REQUIREMENT:
Say how many lines of the listing below hold the word "icon". Give only that number.

━━━━━━━━━━━━━━━━

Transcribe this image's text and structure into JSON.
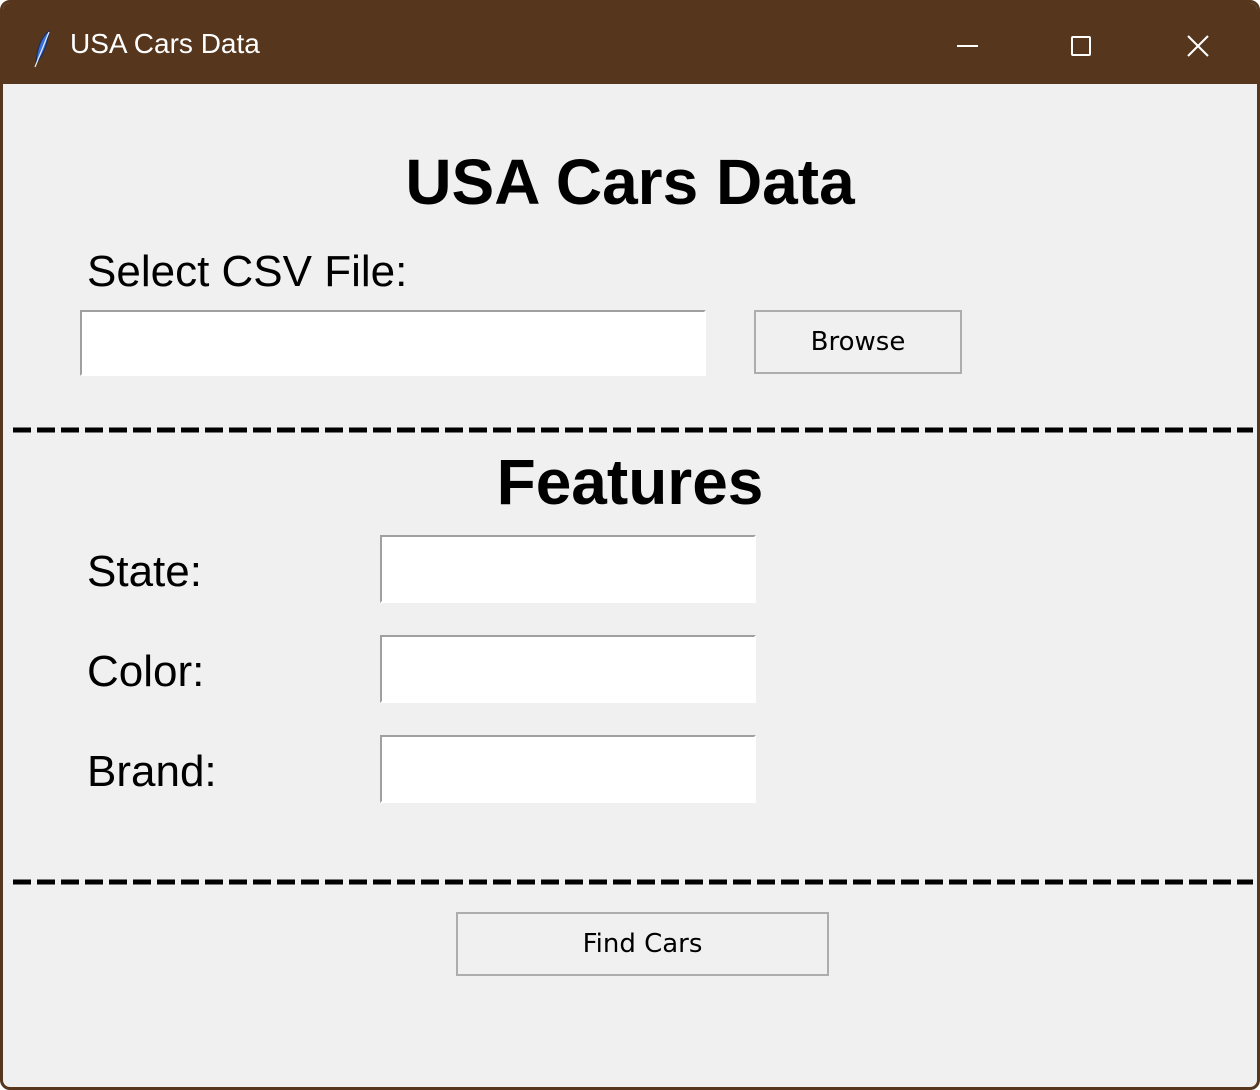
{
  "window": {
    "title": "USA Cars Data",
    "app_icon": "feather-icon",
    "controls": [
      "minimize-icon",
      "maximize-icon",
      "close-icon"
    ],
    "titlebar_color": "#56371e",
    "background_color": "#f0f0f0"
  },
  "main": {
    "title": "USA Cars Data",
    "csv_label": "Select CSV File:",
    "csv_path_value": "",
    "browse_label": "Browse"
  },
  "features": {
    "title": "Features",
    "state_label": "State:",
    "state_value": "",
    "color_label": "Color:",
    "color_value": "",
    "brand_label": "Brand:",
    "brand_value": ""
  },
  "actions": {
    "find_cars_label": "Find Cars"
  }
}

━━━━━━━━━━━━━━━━

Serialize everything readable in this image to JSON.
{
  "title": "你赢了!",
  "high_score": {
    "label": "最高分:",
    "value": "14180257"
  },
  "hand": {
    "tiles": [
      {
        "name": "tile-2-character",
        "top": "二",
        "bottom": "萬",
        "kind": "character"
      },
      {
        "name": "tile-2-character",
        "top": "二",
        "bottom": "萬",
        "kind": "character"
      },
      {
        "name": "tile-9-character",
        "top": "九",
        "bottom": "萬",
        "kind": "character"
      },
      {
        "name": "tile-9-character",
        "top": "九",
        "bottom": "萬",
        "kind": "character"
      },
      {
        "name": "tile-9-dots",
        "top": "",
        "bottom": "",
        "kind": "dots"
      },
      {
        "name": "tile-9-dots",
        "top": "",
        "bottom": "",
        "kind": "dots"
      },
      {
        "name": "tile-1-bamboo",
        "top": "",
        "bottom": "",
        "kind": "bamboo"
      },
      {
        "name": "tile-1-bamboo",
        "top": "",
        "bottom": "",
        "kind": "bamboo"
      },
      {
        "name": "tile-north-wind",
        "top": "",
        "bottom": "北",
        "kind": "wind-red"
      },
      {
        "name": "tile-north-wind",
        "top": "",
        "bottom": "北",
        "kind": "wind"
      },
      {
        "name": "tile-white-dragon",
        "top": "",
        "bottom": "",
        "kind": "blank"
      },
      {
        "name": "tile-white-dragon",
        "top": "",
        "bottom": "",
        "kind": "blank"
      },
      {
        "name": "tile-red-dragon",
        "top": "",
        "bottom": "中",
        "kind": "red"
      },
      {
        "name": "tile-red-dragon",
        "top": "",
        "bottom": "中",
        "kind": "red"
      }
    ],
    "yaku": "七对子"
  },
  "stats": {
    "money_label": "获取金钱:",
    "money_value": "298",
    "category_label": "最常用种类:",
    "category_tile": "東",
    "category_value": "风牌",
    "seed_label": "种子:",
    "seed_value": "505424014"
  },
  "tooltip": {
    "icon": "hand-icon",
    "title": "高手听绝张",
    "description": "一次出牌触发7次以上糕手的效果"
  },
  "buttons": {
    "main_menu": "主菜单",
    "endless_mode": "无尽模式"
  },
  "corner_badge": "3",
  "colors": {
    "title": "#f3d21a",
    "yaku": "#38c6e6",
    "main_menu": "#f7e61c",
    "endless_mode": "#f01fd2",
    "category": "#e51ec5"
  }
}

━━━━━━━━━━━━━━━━

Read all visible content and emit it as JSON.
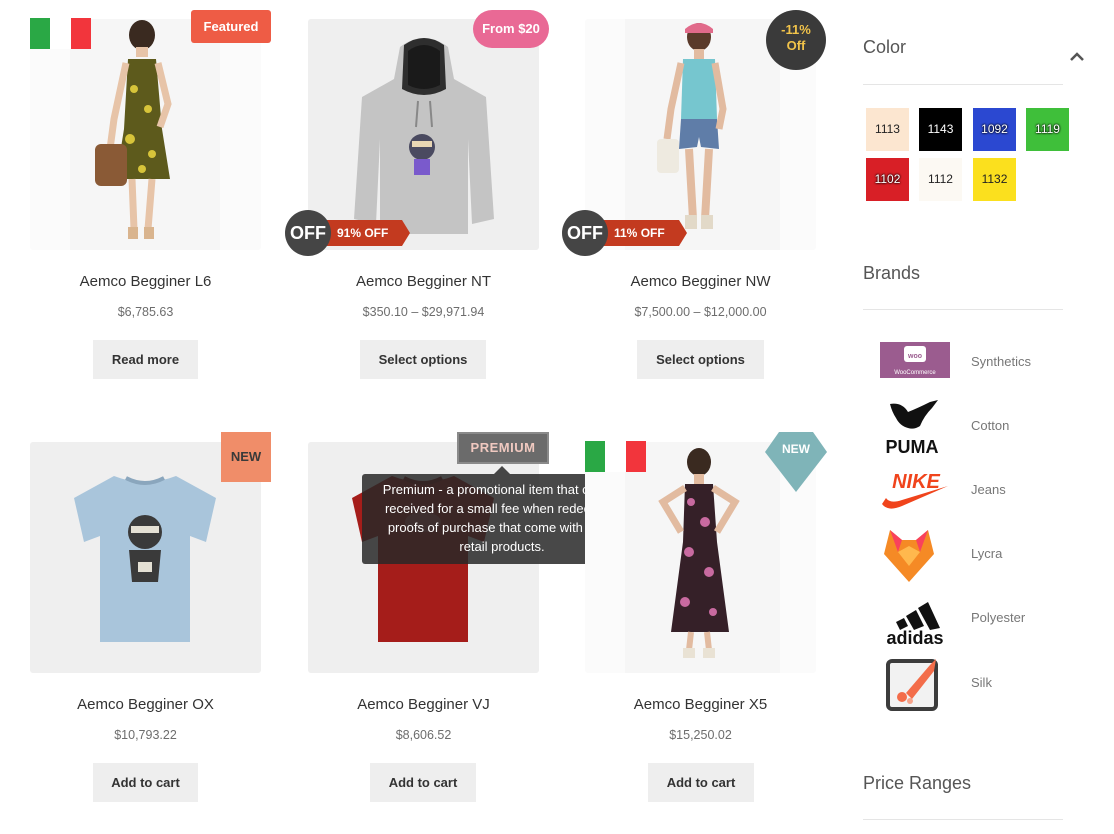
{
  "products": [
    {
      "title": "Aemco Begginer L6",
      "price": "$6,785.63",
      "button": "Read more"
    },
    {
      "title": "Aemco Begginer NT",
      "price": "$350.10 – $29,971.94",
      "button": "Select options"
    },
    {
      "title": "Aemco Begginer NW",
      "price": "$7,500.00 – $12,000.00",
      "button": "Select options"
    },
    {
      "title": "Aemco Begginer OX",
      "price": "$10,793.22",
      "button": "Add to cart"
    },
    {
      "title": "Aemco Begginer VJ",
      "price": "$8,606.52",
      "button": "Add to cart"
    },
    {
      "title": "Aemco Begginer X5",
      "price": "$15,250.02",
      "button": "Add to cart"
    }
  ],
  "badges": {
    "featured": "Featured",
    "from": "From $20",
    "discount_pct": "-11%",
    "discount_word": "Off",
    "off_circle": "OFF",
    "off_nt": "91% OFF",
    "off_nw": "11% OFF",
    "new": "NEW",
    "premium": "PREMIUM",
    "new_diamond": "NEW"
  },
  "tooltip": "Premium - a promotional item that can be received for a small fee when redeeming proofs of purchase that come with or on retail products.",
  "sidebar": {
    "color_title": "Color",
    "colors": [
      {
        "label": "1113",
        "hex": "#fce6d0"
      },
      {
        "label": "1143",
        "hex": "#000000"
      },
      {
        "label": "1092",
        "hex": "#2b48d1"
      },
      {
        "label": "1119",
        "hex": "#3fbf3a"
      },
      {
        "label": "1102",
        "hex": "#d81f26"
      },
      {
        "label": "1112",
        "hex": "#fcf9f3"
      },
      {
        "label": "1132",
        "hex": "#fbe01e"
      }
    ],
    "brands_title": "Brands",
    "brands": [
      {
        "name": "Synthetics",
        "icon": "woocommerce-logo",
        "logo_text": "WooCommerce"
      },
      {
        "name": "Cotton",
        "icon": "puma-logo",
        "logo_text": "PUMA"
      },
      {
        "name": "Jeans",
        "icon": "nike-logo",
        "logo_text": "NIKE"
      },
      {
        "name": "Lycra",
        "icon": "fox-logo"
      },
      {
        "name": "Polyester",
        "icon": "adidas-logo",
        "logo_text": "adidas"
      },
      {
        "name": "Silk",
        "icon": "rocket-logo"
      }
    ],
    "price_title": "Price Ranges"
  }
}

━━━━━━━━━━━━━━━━

RESPONSE BELOW:
11